**Task statement:** Check each line of the data below for the string "Staff", then state how many have it and nothing else.

Data excerpts
________

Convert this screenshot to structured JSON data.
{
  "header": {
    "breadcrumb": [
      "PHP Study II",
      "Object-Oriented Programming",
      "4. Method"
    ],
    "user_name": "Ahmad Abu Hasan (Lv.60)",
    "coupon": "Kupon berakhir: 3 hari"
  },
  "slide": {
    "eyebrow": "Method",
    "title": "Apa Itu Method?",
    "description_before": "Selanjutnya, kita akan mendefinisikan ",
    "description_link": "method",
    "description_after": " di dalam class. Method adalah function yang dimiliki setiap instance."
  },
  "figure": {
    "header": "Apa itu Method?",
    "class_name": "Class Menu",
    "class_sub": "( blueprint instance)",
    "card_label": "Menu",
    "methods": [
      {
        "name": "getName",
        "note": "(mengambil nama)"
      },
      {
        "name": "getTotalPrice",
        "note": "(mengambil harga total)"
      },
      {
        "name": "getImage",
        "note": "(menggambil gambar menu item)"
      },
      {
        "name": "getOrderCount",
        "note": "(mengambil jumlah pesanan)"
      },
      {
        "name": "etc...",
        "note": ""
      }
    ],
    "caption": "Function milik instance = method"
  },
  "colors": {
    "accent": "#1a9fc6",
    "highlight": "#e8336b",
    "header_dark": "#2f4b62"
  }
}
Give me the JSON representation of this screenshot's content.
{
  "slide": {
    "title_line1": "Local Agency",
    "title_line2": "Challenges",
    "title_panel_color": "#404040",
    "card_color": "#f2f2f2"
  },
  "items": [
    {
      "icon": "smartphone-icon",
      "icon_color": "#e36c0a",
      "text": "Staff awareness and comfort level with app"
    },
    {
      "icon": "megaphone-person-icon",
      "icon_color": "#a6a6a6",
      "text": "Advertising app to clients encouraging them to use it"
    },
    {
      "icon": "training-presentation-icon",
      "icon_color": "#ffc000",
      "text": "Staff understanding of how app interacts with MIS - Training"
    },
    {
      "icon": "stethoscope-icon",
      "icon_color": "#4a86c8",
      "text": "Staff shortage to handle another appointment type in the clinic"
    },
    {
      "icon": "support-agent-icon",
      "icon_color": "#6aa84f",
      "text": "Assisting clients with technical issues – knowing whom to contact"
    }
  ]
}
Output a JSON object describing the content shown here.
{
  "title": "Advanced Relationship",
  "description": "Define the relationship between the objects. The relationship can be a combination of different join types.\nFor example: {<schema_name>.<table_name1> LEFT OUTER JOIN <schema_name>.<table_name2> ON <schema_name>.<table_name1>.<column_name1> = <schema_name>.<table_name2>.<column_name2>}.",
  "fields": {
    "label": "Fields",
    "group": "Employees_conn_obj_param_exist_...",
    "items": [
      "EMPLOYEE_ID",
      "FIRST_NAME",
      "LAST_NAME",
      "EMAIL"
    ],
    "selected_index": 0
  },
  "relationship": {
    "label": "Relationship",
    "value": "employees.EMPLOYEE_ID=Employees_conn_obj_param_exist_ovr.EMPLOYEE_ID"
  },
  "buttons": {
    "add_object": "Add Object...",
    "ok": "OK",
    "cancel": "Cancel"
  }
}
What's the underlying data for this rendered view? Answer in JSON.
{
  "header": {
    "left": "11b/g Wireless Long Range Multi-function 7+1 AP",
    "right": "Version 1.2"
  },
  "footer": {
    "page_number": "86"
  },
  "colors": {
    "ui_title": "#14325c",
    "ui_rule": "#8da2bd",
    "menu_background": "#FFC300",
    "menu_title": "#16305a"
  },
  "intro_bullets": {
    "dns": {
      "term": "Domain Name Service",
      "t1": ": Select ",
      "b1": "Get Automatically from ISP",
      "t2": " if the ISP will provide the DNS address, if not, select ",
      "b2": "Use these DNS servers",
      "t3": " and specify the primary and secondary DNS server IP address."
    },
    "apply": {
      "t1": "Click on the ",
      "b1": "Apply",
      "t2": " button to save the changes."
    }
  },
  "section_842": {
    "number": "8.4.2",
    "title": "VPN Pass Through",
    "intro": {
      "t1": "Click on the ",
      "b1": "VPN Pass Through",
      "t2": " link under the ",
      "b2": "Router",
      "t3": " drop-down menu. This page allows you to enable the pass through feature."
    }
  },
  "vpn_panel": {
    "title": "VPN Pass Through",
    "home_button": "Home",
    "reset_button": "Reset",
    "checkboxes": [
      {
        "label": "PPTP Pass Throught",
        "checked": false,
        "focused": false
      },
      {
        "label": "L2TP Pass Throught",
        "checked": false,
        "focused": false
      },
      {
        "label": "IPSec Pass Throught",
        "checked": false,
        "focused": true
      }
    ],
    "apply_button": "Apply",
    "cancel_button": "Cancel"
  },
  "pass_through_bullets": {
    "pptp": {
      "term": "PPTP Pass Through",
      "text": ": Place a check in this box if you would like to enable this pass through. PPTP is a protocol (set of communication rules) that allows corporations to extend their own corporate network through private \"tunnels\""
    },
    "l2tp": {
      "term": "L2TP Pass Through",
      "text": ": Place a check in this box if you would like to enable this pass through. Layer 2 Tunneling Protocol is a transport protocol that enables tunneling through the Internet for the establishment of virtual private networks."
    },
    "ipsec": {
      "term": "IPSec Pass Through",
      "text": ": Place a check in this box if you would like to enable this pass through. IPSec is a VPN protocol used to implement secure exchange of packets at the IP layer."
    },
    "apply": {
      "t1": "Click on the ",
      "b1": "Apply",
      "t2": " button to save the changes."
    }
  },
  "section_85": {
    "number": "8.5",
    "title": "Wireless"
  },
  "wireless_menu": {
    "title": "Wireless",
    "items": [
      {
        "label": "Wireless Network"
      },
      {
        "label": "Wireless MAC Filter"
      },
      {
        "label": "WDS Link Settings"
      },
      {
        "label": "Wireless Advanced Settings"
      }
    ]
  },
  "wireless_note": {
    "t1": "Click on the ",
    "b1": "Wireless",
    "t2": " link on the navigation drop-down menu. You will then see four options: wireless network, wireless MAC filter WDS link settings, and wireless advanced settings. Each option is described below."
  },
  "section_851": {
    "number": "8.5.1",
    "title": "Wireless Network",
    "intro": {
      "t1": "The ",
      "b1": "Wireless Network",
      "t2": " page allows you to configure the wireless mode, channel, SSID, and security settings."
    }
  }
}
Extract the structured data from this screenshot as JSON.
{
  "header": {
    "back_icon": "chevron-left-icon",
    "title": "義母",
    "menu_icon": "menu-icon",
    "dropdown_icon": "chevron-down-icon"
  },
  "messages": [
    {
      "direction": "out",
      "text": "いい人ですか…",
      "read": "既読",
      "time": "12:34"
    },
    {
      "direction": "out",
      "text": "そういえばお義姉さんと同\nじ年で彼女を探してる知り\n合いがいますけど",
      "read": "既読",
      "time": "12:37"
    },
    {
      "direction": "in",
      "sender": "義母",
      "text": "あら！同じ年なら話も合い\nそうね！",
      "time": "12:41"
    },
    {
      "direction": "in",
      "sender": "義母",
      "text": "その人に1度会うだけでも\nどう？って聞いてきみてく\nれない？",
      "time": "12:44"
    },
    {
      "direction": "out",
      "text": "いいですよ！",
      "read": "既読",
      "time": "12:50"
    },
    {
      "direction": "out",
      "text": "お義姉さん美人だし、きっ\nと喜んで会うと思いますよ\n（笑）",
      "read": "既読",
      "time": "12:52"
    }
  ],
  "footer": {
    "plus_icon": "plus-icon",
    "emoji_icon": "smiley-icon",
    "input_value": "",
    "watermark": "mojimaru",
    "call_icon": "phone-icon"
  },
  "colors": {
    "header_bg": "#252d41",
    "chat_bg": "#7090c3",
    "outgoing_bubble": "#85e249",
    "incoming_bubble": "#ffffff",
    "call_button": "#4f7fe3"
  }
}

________

**Solution for this task:** 3